[Items from a dataset]
╔══
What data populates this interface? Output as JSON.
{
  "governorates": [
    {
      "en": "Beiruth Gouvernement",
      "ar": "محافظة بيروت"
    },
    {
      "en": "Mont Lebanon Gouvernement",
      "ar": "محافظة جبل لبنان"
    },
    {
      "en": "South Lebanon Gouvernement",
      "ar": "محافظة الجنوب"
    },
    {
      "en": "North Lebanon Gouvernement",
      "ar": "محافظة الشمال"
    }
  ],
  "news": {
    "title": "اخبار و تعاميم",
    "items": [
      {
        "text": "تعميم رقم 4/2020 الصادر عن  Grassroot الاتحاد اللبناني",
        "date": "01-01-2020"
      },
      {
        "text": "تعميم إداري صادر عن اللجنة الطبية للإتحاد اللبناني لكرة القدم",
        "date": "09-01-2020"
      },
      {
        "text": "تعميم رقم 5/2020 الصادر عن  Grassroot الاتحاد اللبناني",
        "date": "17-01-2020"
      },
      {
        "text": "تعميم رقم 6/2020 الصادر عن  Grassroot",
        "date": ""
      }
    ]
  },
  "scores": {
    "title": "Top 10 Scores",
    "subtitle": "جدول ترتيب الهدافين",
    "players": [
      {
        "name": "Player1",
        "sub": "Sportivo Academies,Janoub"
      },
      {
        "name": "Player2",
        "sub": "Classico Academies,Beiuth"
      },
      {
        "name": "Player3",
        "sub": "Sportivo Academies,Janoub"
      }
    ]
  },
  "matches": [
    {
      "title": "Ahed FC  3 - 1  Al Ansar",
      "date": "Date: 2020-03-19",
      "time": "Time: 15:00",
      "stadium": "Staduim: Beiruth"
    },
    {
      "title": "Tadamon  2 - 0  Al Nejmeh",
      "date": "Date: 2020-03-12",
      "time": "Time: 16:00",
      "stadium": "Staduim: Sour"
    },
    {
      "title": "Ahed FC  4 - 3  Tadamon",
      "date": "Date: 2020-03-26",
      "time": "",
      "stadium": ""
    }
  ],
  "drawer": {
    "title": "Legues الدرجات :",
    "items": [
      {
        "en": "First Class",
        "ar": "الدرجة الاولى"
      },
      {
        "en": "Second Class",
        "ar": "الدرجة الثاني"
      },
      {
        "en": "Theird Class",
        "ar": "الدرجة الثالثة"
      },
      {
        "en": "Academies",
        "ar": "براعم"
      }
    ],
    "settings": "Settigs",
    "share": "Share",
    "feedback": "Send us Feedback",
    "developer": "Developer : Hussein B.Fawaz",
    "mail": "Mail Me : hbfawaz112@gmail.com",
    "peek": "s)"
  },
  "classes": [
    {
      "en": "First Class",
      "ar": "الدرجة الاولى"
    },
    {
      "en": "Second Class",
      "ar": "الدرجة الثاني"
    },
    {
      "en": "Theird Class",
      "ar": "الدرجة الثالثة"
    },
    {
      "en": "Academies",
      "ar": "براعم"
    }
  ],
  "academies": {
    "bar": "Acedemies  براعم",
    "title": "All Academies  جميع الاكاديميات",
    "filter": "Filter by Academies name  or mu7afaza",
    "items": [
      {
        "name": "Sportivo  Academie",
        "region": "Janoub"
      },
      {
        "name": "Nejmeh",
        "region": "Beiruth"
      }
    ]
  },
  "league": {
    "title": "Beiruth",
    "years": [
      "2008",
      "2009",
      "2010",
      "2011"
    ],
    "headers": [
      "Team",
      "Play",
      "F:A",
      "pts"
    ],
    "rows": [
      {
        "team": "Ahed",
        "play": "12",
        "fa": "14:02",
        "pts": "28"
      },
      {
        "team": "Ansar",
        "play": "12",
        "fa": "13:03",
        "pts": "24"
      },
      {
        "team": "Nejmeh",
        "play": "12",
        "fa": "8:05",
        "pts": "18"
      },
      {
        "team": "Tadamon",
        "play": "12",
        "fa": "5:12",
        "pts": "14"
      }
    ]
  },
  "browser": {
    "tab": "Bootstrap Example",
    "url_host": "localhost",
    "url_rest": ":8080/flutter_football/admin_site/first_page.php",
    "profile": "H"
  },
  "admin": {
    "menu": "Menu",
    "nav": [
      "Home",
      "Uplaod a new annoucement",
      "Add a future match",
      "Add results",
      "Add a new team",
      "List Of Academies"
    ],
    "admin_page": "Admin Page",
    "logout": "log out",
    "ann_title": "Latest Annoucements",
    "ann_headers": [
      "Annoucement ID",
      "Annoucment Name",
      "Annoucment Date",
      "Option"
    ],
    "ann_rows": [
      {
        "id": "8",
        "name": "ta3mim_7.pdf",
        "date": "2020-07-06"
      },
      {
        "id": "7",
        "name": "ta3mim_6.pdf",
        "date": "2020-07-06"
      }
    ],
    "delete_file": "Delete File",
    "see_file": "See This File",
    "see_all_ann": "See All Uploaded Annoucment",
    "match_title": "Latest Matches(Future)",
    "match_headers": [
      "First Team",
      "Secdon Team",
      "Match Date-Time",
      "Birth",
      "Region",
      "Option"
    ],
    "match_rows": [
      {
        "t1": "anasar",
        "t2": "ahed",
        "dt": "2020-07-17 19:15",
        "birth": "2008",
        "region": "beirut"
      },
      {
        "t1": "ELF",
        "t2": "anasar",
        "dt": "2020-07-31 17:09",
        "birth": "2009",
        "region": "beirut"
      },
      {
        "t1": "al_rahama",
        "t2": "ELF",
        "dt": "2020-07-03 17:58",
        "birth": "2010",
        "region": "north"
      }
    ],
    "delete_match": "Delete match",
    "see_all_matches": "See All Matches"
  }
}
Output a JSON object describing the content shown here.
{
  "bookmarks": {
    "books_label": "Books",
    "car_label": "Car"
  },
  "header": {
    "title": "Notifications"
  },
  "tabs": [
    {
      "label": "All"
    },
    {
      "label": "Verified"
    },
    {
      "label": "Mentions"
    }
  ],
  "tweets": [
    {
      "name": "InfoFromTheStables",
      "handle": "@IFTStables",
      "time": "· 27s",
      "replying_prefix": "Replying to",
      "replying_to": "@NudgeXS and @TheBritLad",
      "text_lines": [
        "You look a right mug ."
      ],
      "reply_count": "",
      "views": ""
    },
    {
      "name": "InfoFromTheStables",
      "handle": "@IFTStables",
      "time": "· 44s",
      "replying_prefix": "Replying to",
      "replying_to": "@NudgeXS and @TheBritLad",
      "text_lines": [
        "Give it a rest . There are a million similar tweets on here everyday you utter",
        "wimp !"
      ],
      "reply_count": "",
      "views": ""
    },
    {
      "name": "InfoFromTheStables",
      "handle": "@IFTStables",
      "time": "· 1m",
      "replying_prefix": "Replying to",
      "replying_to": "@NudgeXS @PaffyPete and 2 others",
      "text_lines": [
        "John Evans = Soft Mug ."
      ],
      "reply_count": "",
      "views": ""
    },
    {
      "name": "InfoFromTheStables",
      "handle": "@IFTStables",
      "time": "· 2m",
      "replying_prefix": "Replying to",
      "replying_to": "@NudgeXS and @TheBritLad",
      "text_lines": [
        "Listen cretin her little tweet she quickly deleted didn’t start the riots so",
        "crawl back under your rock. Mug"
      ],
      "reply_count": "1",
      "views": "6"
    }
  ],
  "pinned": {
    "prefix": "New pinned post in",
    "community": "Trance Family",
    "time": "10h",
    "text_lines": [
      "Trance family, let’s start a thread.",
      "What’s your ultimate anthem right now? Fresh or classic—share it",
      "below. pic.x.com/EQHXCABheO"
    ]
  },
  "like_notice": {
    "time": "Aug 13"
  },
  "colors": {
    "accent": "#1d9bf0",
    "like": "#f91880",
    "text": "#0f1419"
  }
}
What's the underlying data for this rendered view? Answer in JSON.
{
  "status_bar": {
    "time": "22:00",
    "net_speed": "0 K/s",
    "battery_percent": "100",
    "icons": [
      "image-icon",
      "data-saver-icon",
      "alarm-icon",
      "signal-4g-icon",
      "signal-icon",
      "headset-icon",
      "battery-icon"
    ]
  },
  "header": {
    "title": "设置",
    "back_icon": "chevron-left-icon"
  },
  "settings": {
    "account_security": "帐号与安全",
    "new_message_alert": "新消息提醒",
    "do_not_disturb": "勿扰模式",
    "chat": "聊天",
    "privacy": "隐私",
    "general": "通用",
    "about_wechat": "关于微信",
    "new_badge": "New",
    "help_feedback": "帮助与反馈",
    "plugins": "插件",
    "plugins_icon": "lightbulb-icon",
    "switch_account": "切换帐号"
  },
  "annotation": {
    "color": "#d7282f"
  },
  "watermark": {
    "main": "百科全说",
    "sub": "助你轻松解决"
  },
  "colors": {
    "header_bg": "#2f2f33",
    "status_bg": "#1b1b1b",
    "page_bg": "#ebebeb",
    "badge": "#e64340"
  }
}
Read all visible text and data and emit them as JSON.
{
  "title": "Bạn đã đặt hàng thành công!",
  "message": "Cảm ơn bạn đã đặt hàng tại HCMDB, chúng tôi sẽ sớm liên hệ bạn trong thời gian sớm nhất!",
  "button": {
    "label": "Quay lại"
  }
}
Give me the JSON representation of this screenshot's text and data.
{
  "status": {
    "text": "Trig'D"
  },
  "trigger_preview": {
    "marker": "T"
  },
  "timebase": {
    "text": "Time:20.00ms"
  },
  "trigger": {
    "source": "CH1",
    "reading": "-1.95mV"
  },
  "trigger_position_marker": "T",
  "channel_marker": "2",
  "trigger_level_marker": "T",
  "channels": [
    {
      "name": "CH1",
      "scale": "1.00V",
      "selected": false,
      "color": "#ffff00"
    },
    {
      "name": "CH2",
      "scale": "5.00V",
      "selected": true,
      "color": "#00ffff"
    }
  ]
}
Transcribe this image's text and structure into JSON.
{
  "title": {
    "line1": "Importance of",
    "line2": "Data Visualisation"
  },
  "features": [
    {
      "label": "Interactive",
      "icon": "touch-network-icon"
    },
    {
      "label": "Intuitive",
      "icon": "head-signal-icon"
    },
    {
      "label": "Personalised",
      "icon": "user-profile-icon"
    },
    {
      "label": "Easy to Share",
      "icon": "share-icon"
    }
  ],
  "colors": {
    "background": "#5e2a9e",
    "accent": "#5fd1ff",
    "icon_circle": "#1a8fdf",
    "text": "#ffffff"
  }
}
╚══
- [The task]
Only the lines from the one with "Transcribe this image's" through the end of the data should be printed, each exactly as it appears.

- [Answer space]
Transcribe this image's text and structure into JSON.
{
  "title": {
    "line1": "Importance of",
    "line2": "Data Visualisation"
  },
  "features": [
    {
      "label": "Interactive",
      "icon": "touch-network-icon"
    },
    {
      "label": "Intuitive",
      "icon": "head-signal-icon"
    },
    {
      "label": "Personalised",
      "icon": "user-profile-icon"
    },
    {
      "label": "Easy to Share",
      "icon": "share-icon"
    }
  ],
  "colors": {
    "background": "#5e2a9e",
    "accent": "#5fd1ff",
    "icon_circle": "#1a8fdf",
    "text": "#ffffff"
  }
}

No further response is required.